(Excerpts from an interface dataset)
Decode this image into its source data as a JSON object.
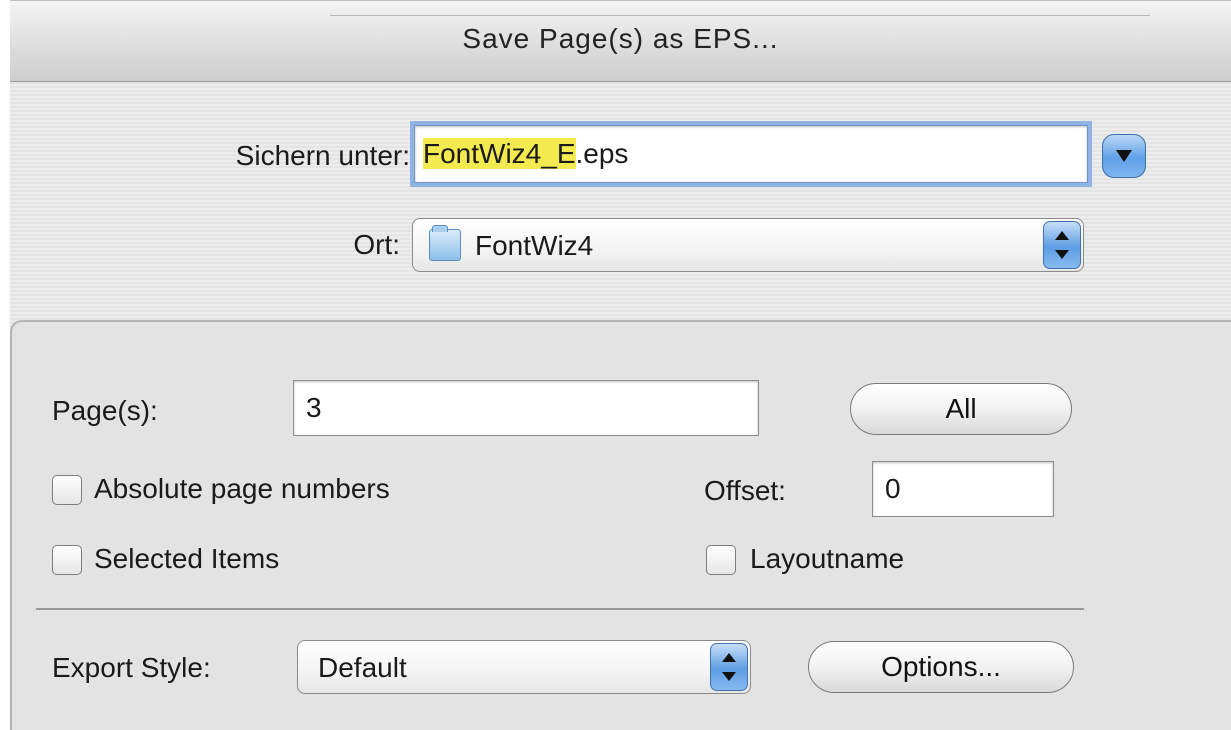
{
  "dialog": {
    "title": "Save Page(s) as EPS..."
  },
  "save": {
    "label": "Sichern unter:",
    "filename_selected": "FontWiz4_E",
    "filename_rest": ".eps"
  },
  "location": {
    "label": "Ort:",
    "value": "FontWiz4",
    "icon": "folder-icon"
  },
  "pages": {
    "label": "Page(s):",
    "value": "3",
    "all_button": "All"
  },
  "options": {
    "absolute_page_numbers": {
      "label": "Absolute page numbers",
      "checked": false
    },
    "offset": {
      "label": "Offset:",
      "value": "0"
    },
    "selected_items": {
      "label": "Selected Items",
      "checked": false
    },
    "layoutname": {
      "label": "Layoutname",
      "checked": false
    }
  },
  "export": {
    "label": "Export Style:",
    "value": "Default",
    "options_button": "Options..."
  },
  "colors": {
    "selection": "#f2ea4e",
    "accent_blue": "#5f9fe6"
  }
}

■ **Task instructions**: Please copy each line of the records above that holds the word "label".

■ **Result of the exercise**:
    "label": "Sichern unter:",
    "label": "Ort:",
    "label": "Page(s):",
      "label": "Absolute page numbers",
      "label": "Offset:",
      "label": "Selected Items",
      "label": "Layoutname",
    "label": "Export Style:",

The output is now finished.